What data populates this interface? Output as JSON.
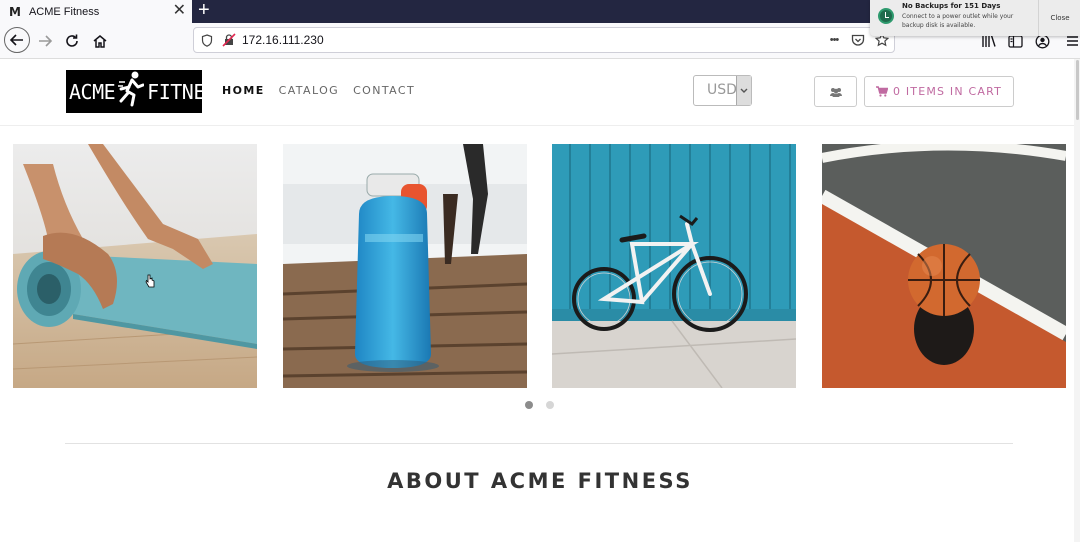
{
  "browser": {
    "tab_favicon": "M",
    "tab_title": "ACME Fitness",
    "tab_close": "✕",
    "new_tab": "+",
    "url": "172.16.111.230",
    "page_actions": "•••"
  },
  "notification": {
    "title": "No Backups for 151 Days",
    "body": "Connect to a power outlet while your backup disk is available.",
    "close_label": "Close"
  },
  "site": {
    "logo_left": "ACME",
    "logo_right": "FITNESS",
    "nav": {
      "home": "HOME",
      "catalog": "CATALOG",
      "contact": "CONTACT"
    },
    "currency": "USD",
    "cart_label": "0 ITEMS IN CART",
    "about_heading": "ABOUT ACME FITNESS"
  },
  "products": [
    {
      "name": "yoga-mat"
    },
    {
      "name": "water-bottle"
    },
    {
      "name": "bicycle"
    },
    {
      "name": "basketball"
    }
  ],
  "carousel": {
    "pages": 2,
    "active_page": 1
  },
  "colors": {
    "brand_pink": "#c06aa1",
    "tab_bar": "#232641",
    "dot_active": "#8c8c8c",
    "dot_inactive": "#d6d6d6"
  }
}
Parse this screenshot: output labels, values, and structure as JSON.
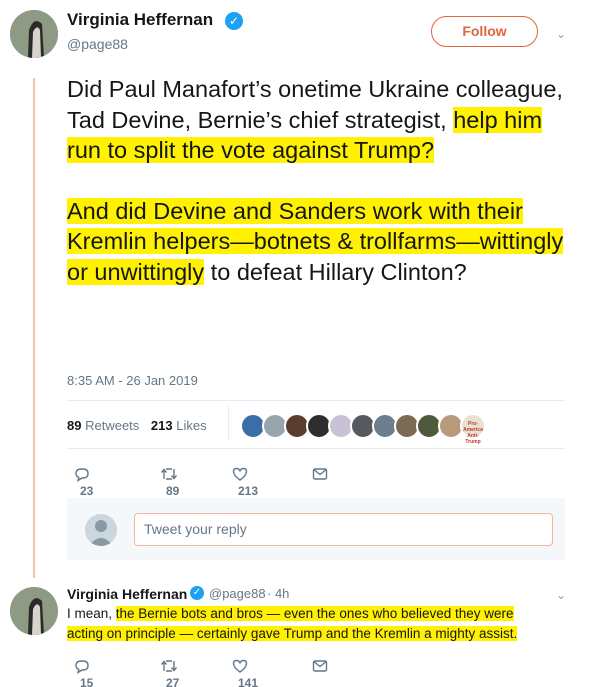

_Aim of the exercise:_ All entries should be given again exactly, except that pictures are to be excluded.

_Task result:_
What data populates this interface? Output as JSON.
{
  "browser": {
    "tab_favicon": "M",
    "tab_title": "ACME Fitness",
    "tab_close": "✕",
    "new_tab": "+",
    "url": "172.16.111.230",
    "page_actions": "•••"
  },
  "notification": {
    "title": "No Backups for 151 Days",
    "body": "Connect to a power outlet while your backup disk is available.",
    "close_label": "Close"
  },
  "site": {
    "logo_left": "ACME",
    "logo_right": "FITNESS",
    "nav": {
      "home": "HOME",
      "catalog": "CATALOG",
      "contact": "CONTACT"
    },
    "currency": "USD",
    "cart_label": "0 ITEMS IN CART",
    "about_heading": "ABOUT ACME FITNESS"
  },
  "products": [
    {
      "name": "yoga-mat"
    },
    {
      "name": "water-bottle"
    },
    {
      "name": "bicycle"
    },
    {
      "name": "basketball"
    }
  ],
  "carousel": {
    "pages": 2,
    "active_page": 1
  },
  "colors": {
    "brand_pink": "#c06aa1",
    "tab_bar": "#232641",
    "dot_active": "#8c8c8c",
    "dot_inactive": "#d6d6d6"
  }
}
Parse this screenshot: output labels, values, and structure as JSON.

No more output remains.